REQUIREMENT - Each entry below is to be returned exactly, with any pictures left out.

Items from a data source:
- Opening Delimiter -

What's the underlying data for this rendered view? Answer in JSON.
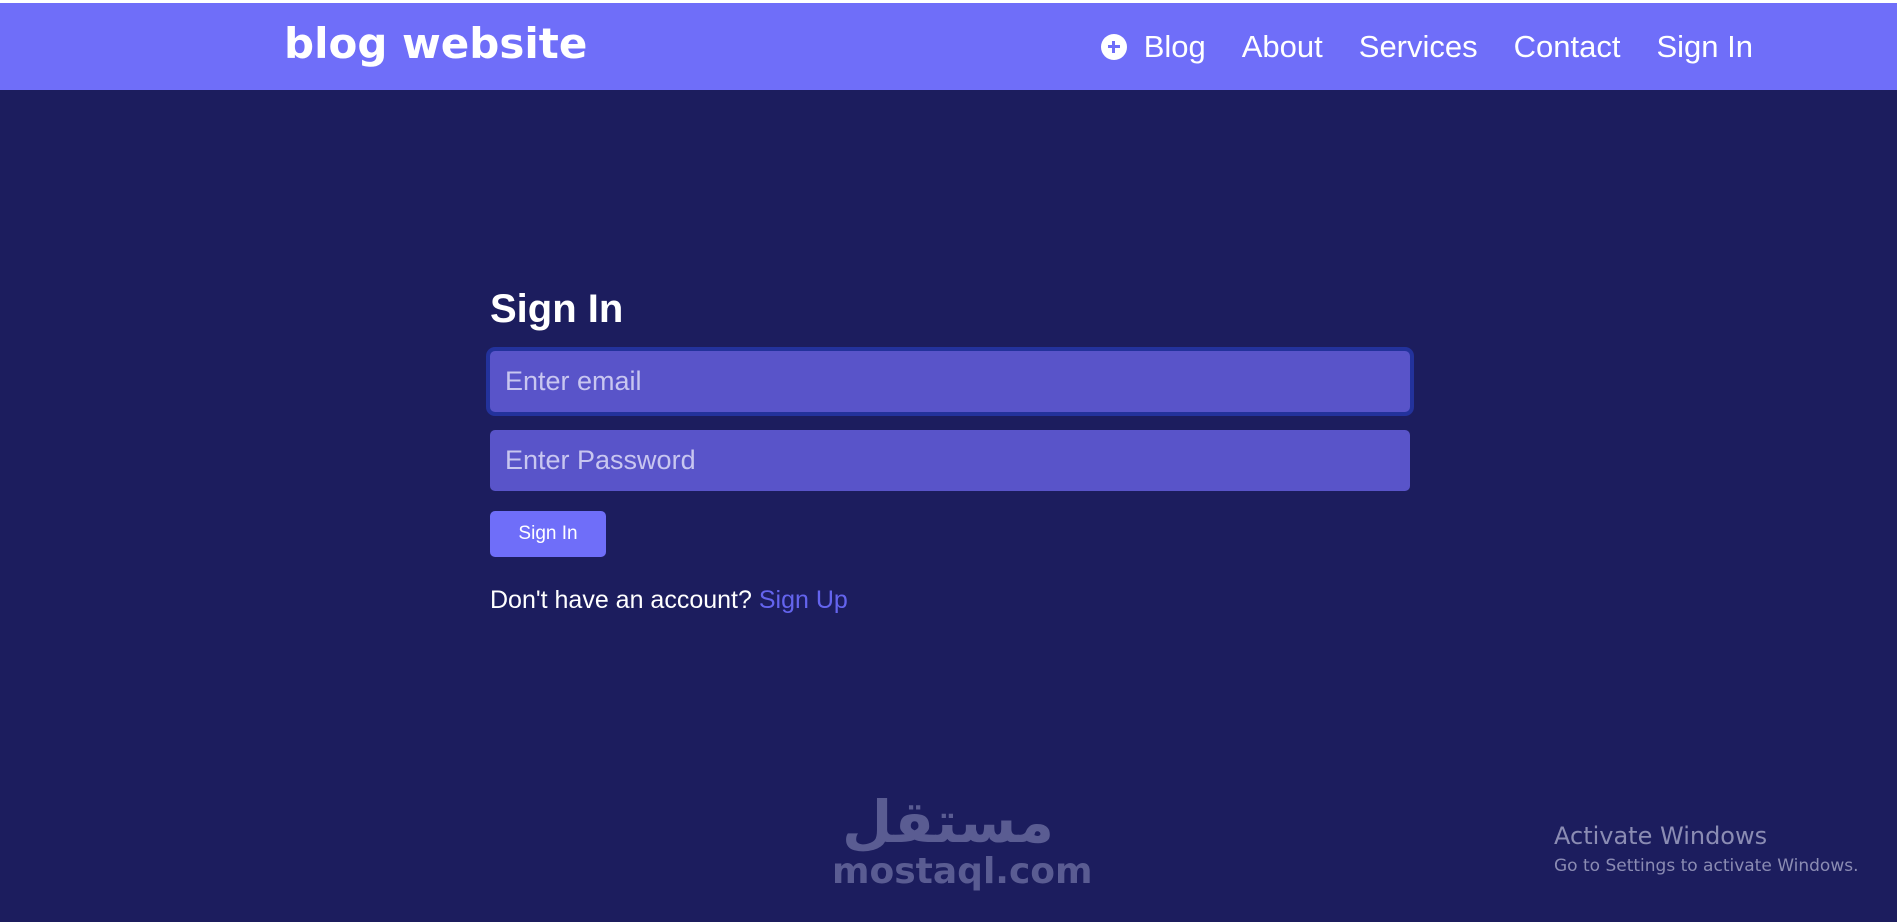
{
  "nav": {
    "brand": "blog website",
    "items": [
      {
        "label": "Blog",
        "icon": "plus-circle-icon"
      },
      {
        "label": "About"
      },
      {
        "label": "Services"
      },
      {
        "label": "Contact"
      },
      {
        "label": "Sign In"
      }
    ]
  },
  "form": {
    "title": "Sign In",
    "email_placeholder": "Enter email",
    "password_placeholder": "Enter Password",
    "submit_label": "Sign In",
    "account_prompt": "Don't have an account?",
    "signup_label": "Sign Up"
  },
  "watermark": {
    "arabic": "مستقل",
    "latin": "mostaql.com"
  },
  "os_notice": {
    "title": "Activate Windows",
    "subtitle": "Go to Settings to activate Windows."
  },
  "colors": {
    "navbar": "#6f6ef9",
    "background": "#1c1d5e",
    "input": "#5954c9",
    "link": "#6464ee"
  }
}
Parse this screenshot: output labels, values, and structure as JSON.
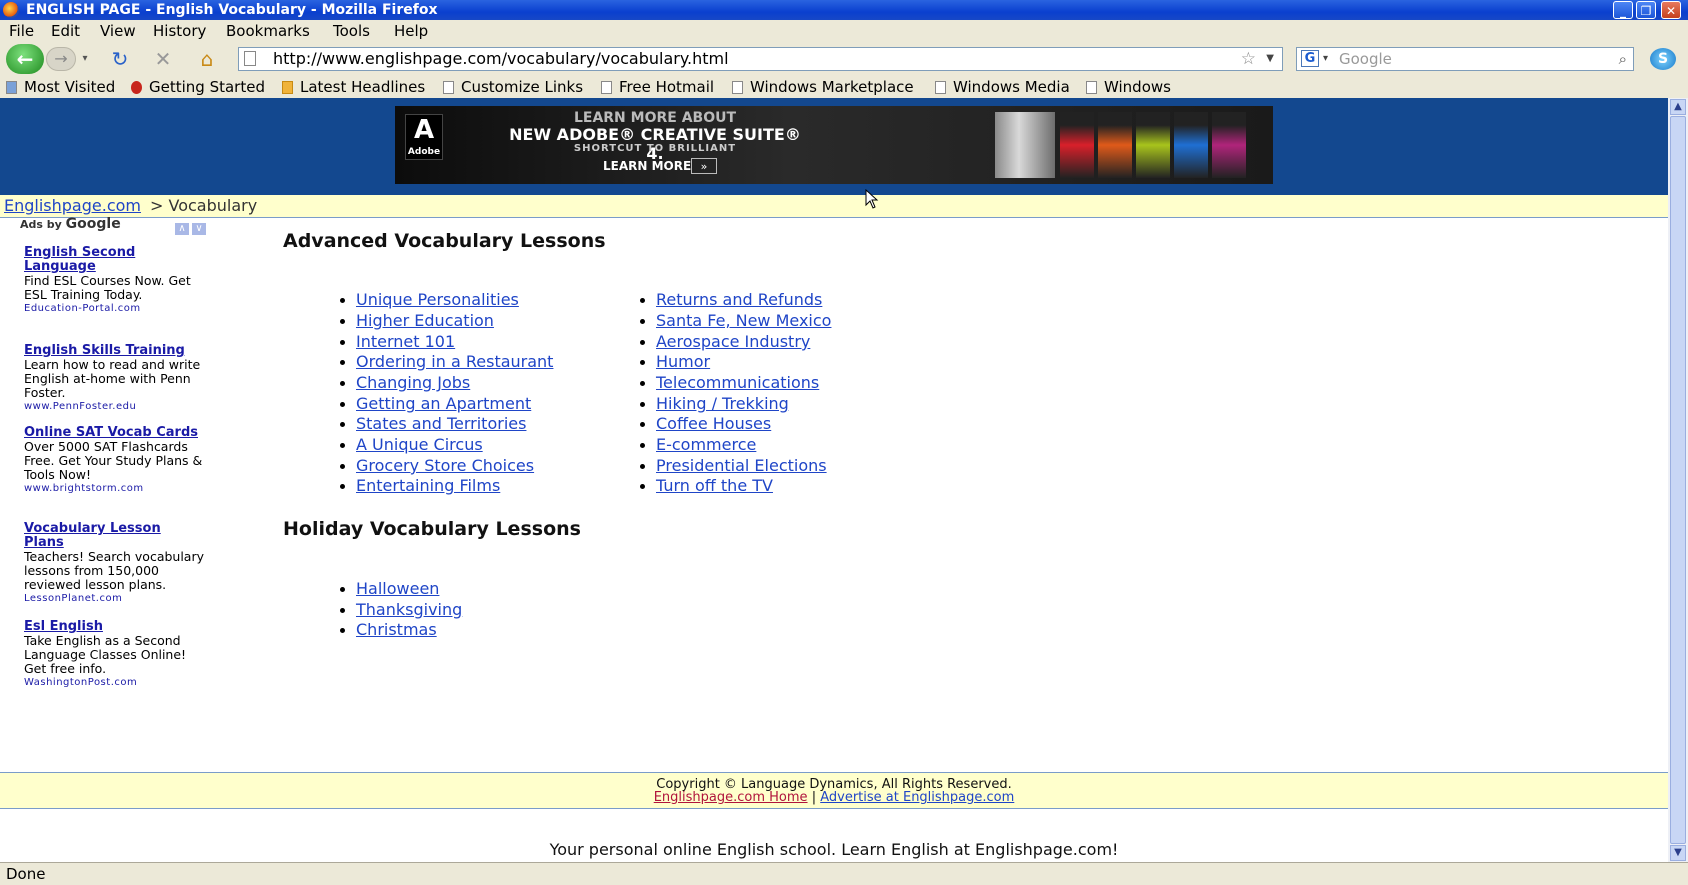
{
  "window": {
    "title": "ENGLISH PAGE - English Vocabulary - Mozilla Firefox"
  },
  "menu": [
    "File",
    "Edit",
    "View",
    "History",
    "Bookmarks",
    "Tools",
    "Help"
  ],
  "nav": {
    "url": "http://www.englishpage.com/vocabulary/vocabulary.html",
    "search_placeholder": "Google"
  },
  "bookmarks": [
    "Most Visited",
    "Getting Started",
    "Latest Headlines",
    "Customize Links",
    "Free Hotmail",
    "Windows Marketplace",
    "Windows Media",
    "Windows"
  ],
  "banner": {
    "brand": "Adobe",
    "line1": "LEARN MORE ABOUT",
    "line2": "NEW ADOBE® CREATIVE SUITE® 4.",
    "line3": "SHORTCUT TO BRILLIANT",
    "cta": "LEARN MORE"
  },
  "breadcrumb": {
    "home": "Englishpage.com",
    "current": "> Vocabulary"
  },
  "ads": {
    "header": "Ads by",
    "logo": "Google",
    "items": [
      {
        "title": "English Second Language",
        "body": "Find ESL Courses Now. Get ESL Training Today.",
        "url": "Education-Portal.com"
      },
      {
        "title": "English Skills Training",
        "body": "Learn how to read and write English at-home with Penn Foster.",
        "url": "www.PennFoster.edu"
      },
      {
        "title": "Online SAT Vocab Cards",
        "body": "Over 5000 SAT Flashcards Free. Get Your Study Plans & Tools Now!",
        "url": "www.brightstorm.com"
      },
      {
        "title": "Vocabulary Lesson Plans",
        "body": "Teachers! Search vocabulary lessons from 150,000 reviewed lesson plans.",
        "url": "LessonPlanet.com"
      },
      {
        "title": "Esl English",
        "body": "Take English as a Second Language Classes Online! Get free info.",
        "url": "WashingtonPost.com"
      }
    ]
  },
  "advanced": {
    "heading": "Advanced Vocabulary Lessons",
    "col1": [
      "Unique Personalities",
      "Higher Education",
      "Internet 101",
      "Ordering in a Restaurant",
      "Changing Jobs",
      "Getting an Apartment",
      "States and Territories",
      "A Unique Circus",
      "Grocery Store Choices",
      "Entertaining Films"
    ],
    "col2": [
      "Returns and Refunds",
      "Santa Fe, New Mexico",
      "Aerospace Industry",
      "Humor",
      "Telecommunications",
      "Hiking / Trekking",
      "Coffee Houses",
      "E-commerce",
      "Presidential Elections",
      "Turn off the TV"
    ]
  },
  "holiday": {
    "heading": "Holiday Vocabulary Lessons",
    "items": [
      "Halloween",
      "Thanksgiving",
      "Christmas"
    ]
  },
  "footer": {
    "copyright": "Copyright © Language Dynamics, All Rights Reserved.",
    "home_link": "Englishpage.com Home",
    "separator": "|",
    "advertise_link": "Advertise at Englishpage.com"
  },
  "tagline": "Your personal online English school. Learn English at Englishpage.com!",
  "status": "Done",
  "colors": {
    "titlebar": "#0a3fcf",
    "chrome": "#ece9d8",
    "banner": "#13488f",
    "link": "#1f45c7",
    "highlight": "#ffffcc"
  }
}
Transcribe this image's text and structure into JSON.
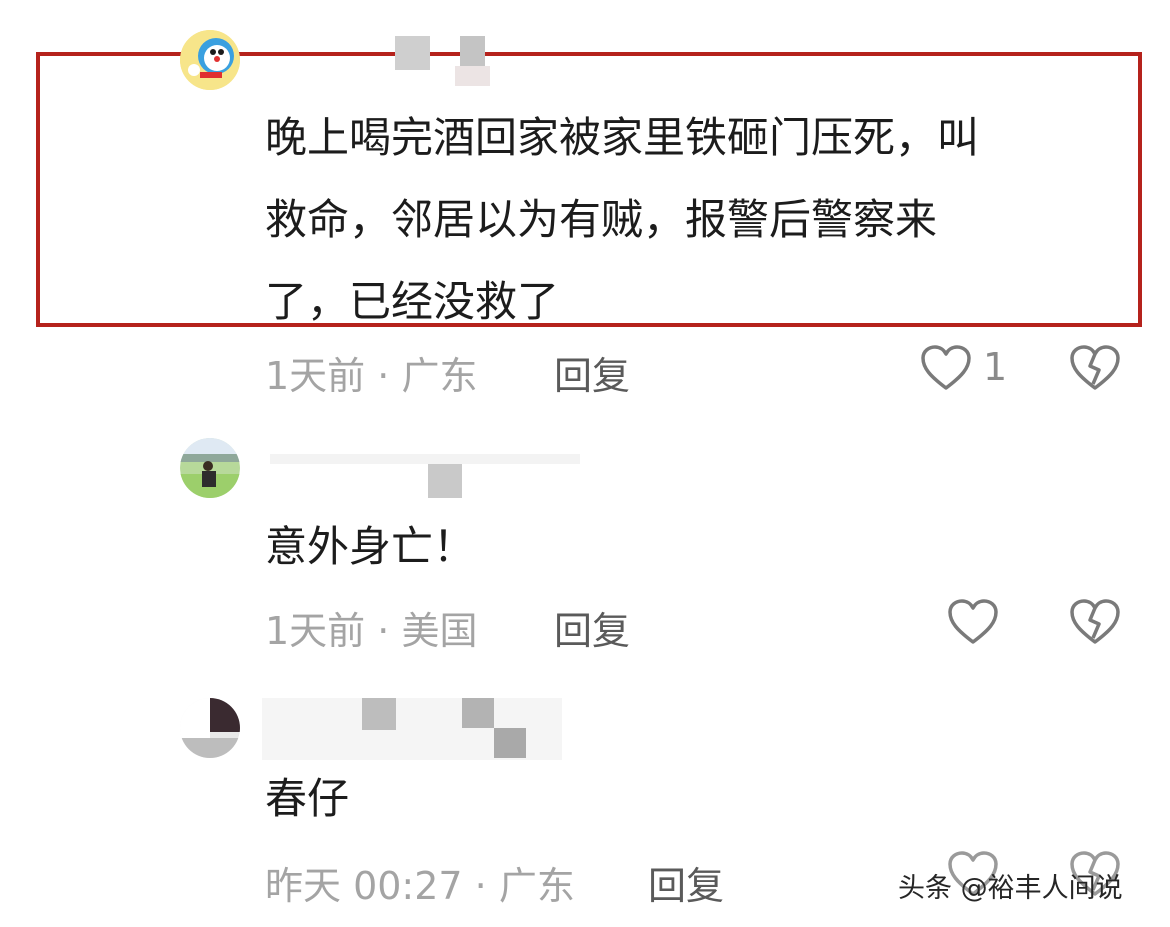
{
  "comments": [
    {
      "text_lines": [
        "晚上喝完酒回家被家里铁砸门压死，叫",
        "救命，邻居以为有贼，报警后警察来",
        "了，已经没救了"
      ],
      "time": "1天前",
      "location": "广东",
      "reply_label": "回复",
      "like_count": "1"
    },
    {
      "text_lines": [
        "意外身亡！"
      ],
      "time": "1天前",
      "location": "美国",
      "reply_label": "回复",
      "like_count": ""
    },
    {
      "text_lines": [
        "春仔"
      ],
      "time": "昨天 00:27",
      "location": "广东",
      "reply_label": "回复",
      "like_count": ""
    }
  ],
  "separator": " · ",
  "watermark": "头条 @裕丰人间说",
  "colors": {
    "highlight": "#b5221c",
    "meta": "#a4a4a4",
    "text": "#1c1c1c"
  }
}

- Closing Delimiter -

TASK RESPONSE -
What's the underlying data for this rendered view? Answer in JSON.
{
  "nav": {
    "brand": "blog website",
    "items": [
      {
        "label": "Blog",
        "icon": "plus-circle-icon"
      },
      {
        "label": "About"
      },
      {
        "label": "Services"
      },
      {
        "label": "Contact"
      },
      {
        "label": "Sign In"
      }
    ]
  },
  "form": {
    "title": "Sign In",
    "email_placeholder": "Enter email",
    "password_placeholder": "Enter Password",
    "submit_label": "Sign In",
    "account_prompt": "Don't have an account?",
    "signup_label": "Sign Up"
  },
  "watermark": {
    "arabic": "مستقل",
    "latin": "mostaql.com"
  },
  "os_notice": {
    "title": "Activate Windows",
    "subtitle": "Go to Settings to activate Windows."
  },
  "colors": {
    "navbar": "#6f6ef9",
    "background": "#1c1d5e",
    "input": "#5954c9",
    "link": "#6464ee"
  }
}
Parse this screenshot: output labels, values, and structure as JSON.
{
  "window": {
    "title": "ENGLISH PAGE - English Vocabulary - Mozilla Firefox"
  },
  "menu": [
    "File",
    "Edit",
    "View",
    "History",
    "Bookmarks",
    "Tools",
    "Help"
  ],
  "nav": {
    "url": "http://www.englishpage.com/vocabulary/vocabulary.html",
    "search_placeholder": "Google"
  },
  "bookmarks": [
    "Most Visited",
    "Getting Started",
    "Latest Headlines",
    "Customize Links",
    "Free Hotmail",
    "Windows Marketplace",
    "Windows Media",
    "Windows"
  ],
  "banner": {
    "brand": "Adobe",
    "line1": "LEARN MORE ABOUT",
    "line2": "NEW ADOBE® CREATIVE SUITE® 4.",
    "line3": "SHORTCUT TO BRILLIANT",
    "cta": "LEARN MORE"
  },
  "breadcrumb": {
    "home": "Englishpage.com",
    "current": "> Vocabulary"
  },
  "ads": {
    "header": "Ads by",
    "logo": "Google",
    "items": [
      {
        "title": "English Second Language",
        "body": "Find ESL Courses Now. Get ESL Training Today.",
        "url": "Education-Portal.com"
      },
      {
        "title": "English Skills Training",
        "body": "Learn how to read and write English at-home with Penn Foster.",
        "url": "www.PennFoster.edu"
      },
      {
        "title": "Online SAT Vocab Cards",
        "body": "Over 5000 SAT Flashcards Free. Get Your Study Plans & Tools Now!",
        "url": "www.brightstorm.com"
      },
      {
        "title": "Vocabulary Lesson Plans",
        "body": "Teachers! Search vocabulary lessons from 150,000 reviewed lesson plans.",
        "url": "LessonPlanet.com"
      },
      {
        "title": "Esl English",
        "body": "Take English as a Second Language Classes Online! Get free info.",
        "url": "WashingtonPost.com"
      }
    ]
  },
  "advanced": {
    "heading": "Advanced Vocabulary Lessons",
    "col1": [
      "Unique Personalities",
      "Higher Education",
      "Internet 101",
      "Ordering in a Restaurant",
      "Changing Jobs",
      "Getting an Apartment",
      "States and Territories",
      "A Unique Circus",
      "Grocery Store Choices",
      "Entertaining Films"
    ],
    "col2": [
      "Returns and Refunds",
      "Santa Fe, New Mexico",
      "Aerospace Industry",
      "Humor",
      "Telecommunications",
      "Hiking / Trekking",
      "Coffee Houses",
      "E-commerce",
      "Presidential Elections",
      "Turn off the TV"
    ]
  },
  "holiday": {
    "heading": "Holiday Vocabulary Lessons",
    "items": [
      "Halloween",
      "Thanksgiving",
      "Christmas"
    ]
  },
  "footer": {
    "copyright": "Copyright © Language Dynamics, All Rights Reserved.",
    "home_link": "Englishpage.com Home",
    "separator": "|",
    "advertise_link": "Advertise at Englishpage.com"
  },
  "tagline": "Your personal online English school. Learn English at Englishpage.com!",
  "status": "Done",
  "colors": {
    "titlebar": "#0a3fcf",
    "chrome": "#ece9d8",
    "banner": "#13488f",
    "link": "#1f45c7",
    "highlight": "#ffffcc"
  }
}
Transcribe this image's text and structure into JSON.
{
  "comments": [
    {
      "text_lines": [
        "晚上喝完酒回家被家里铁砸门压死，叫",
        "救命，邻居以为有贼，报警后警察来",
        "了，已经没救了"
      ],
      "time": "1天前",
      "location": "广东",
      "reply_label": "回复",
      "like_count": "1"
    },
    {
      "text_lines": [
        "意外身亡！"
      ],
      "time": "1天前",
      "location": "美国",
      "reply_label": "回复",
      "like_count": ""
    },
    {
      "text_lines": [
        "春仔"
      ],
      "time": "昨天 00:27",
      "location": "广东",
      "reply_label": "回复",
      "like_count": ""
    }
  ],
  "separator": " · ",
  "watermark": "头条 @裕丰人间说",
  "colors": {
    "highlight": "#b5221c",
    "meta": "#a4a4a4",
    "text": "#1c1c1c"
  }
}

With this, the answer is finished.